Life Is a Beach

Dec. 9, 2013
Dana Point, Calif., development prevents spread of bacterial pollution with storm water system

Over the past several years, Baby Beach has been closed more than it’s been open. Tucked in the back of Dana Point Harbor in Dana Point, Calif., the 200-yd stretch of sand ranks among the state’s most bacterially polluted ocean beaches. “No one is sure why the bacteria thrive there,” said Jim Volz, senior civil engineer of Orange County’s Watershed and Coastal Resources Division.

The challenge

Headlands Reserve LLC—a corporation wanting to build a resort and custom residential housing development at Dana Point—worked closely with the city and county to manage its runoff well.

Now called the Strand at Headlands, the 121-acre property rests about a quarter mile from the beach. Sixty-eight acres of open space will hold a wildlife conservation park, four other parks and walking trails. A key feature of the development is its best management practice (BMP) water quality treatment system, which helps mitigate the existing conditions at Baby Beach and insures that no water quality issues impact the beach.

“While no treatment train for storm water runoff addresses bacteria, managing the runoff has an impact on the beach,” said Taylor Darnall, the site’s property manager. “We wanted to work with Orange County to provide the best solution to address the problem from the start.”

The solution

Under different conditions, a sand filter could work. But there were concerns about disturbing the landscape to create one, the area it would occupy and its ease of maintenance. Instead, Headlands Reserve chose the StormScreen and Stormwater Management StormFilter from Contech Construction Solutions Inc. to manage and treat runoff and storm flows.

Installation took four days—three days to prepare the holes and one day to set the vaults in place. “Our biggest challenge was pumping out the groundwater from the ocean,” said Mike Trumble, president of Kennedy Pipeline. “At high tide there was about four feet of water in the holes.”

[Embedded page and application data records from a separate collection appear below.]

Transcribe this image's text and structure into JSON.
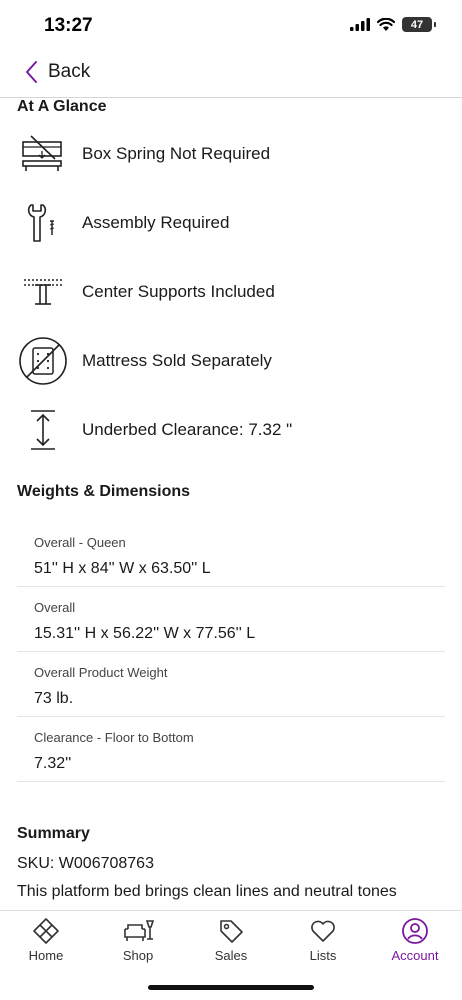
{
  "status_bar": {
    "time": "13:27",
    "battery": "47"
  },
  "nav": {
    "back_label": "Back"
  },
  "glance": {
    "title": "At A Glance",
    "items": [
      {
        "icon": "box-spring-crossed-icon",
        "label": "Box Spring Not Required"
      },
      {
        "icon": "wrench-screw-icon",
        "label": "Assembly Required"
      },
      {
        "icon": "center-support-icon",
        "label": "Center Supports Included"
      },
      {
        "icon": "mattress-crossed-icon",
        "label": "Mattress Sold Separately"
      },
      {
        "icon": "vertical-arrow-icon",
        "label": "Underbed Clearance: 7.32 \""
      }
    ]
  },
  "dimensions": {
    "title": "Weights & Dimensions",
    "rows": [
      {
        "label": "Overall - Queen",
        "value": "51'' H x 84'' W x 63.50'' L"
      },
      {
        "label": "Overall",
        "value": "15.31'' H x 56.22'' W x 77.56'' L"
      },
      {
        "label": "Overall Product Weight",
        "value": "73 lb."
      },
      {
        "label": "Clearance - Floor to Bottom",
        "value": "7.32''"
      }
    ]
  },
  "summary": {
    "title": "Summary",
    "sku": "SKU: W006708763",
    "text": "This platform bed brings clean lines and neutral tones"
  },
  "tabs": [
    {
      "label": "Home",
      "icon": "home-icon",
      "active": false
    },
    {
      "label": "Shop",
      "icon": "shop-icon",
      "active": false
    },
    {
      "label": "Sales",
      "icon": "sales-tag-icon",
      "active": false
    },
    {
      "label": "Lists",
      "icon": "heart-icon",
      "active": false
    },
    {
      "label": "Account",
      "icon": "account-icon",
      "active": true
    }
  ],
  "colors": {
    "accent": "#7b189f",
    "text": "#1a1a1a",
    "divider": "#e4e4e4"
  }
}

Installing the systems under a parking lot left more land available for other uses, such as parks and housing.

To install the system, workers dug a hole in the parking lot and removed a small section of storm drain installed in 1969. They constructed a manhole containing an 18-in.-high concrete diversion dam in a gap of the storm drain. When runoff exceeds the first-flush storm flow, it runs up and over this concrete dam and into the existing storm drain to the beach. The fixed concrete dam directs all urban runoff and first-flush storm flows out of the storm drain and into a 6-ft-by-12-ft StormScreen vault.

A 4-in.-diameter PVC pipe downstream of the StormScreen vault delivers urban runoff to the sanitary sewer. The valve between the StormScreen vault and the sanitary sewer is opened and closed at least twice a year. During the dry season, a county worker opens the valve so the urban runoff, after the StormScreen cleans it of debris, flows into the sanitary sewer. In the rainy season, the valve is closed so the outflow runs from the StormScreen into the StormFilter vault.

With an average rainfall of just over 12 in. a year, it’s rare to close the valve during the dry season, unless rain is forecast. When rain is expected, the county closes the valve to filter the storm water flow and capture as much particulate matter as possible in the StormFilter before emptying at the beach. “A recent dry season flow test showed about 300 gal of runoff a day,” said Volz. “We don’t expect the Headlands development to add much to that.”

The StormScreen captures any debris pea-sized (2.4 mm) or bigger from the flow before it enters the sanitary sewer during the dry season. It is a passive siphon-activated cartridge, and it assures the entire surface area of the screen is used evenly during every storm. Directing the dry season nuisance flows into the sanitary sewer prevents any bacteria in the flow from making it to the beach.

Downstream from the StormScreen are two large precast-concrete StormFilter vaults containing 154 filter cartridges for filtering storm water runoff during rain storms. Each filter cartridge contains three kinds of media: perlite, zeolite and activated carbon. These media target a full range of pollutants carried by runoff, such as total suspended solids (TSS), soluble heavy metals, oil and grease and nutrients. A 24-in. diameter, reinforced concrete pipe joins the StormFilter to an existing storm drain that empties runoff onto the beach at low tide and into the sea at high tide.

The results

“Headlands Reserve completed the design, installation and provided water quality improvements more quickly than Orange County could have,” said Volz.

According to Darnall, it is unusual to put the storm water treatment system in before the development, but that’s what Headlands Reserve did to make sure it did everything to help address the existing pollution and lessen the project’s impact on Baby Beach. Grading for custom home sites and the infrastructure has begun, and lot sales will begin in September. During this work, the company is using temporary measures such as sandbags, detention basins and matting for runoff control. An additional storm water management system for the residential phase of the development will be installed. The homeowners and the city will be responsible for the long-term maintenance.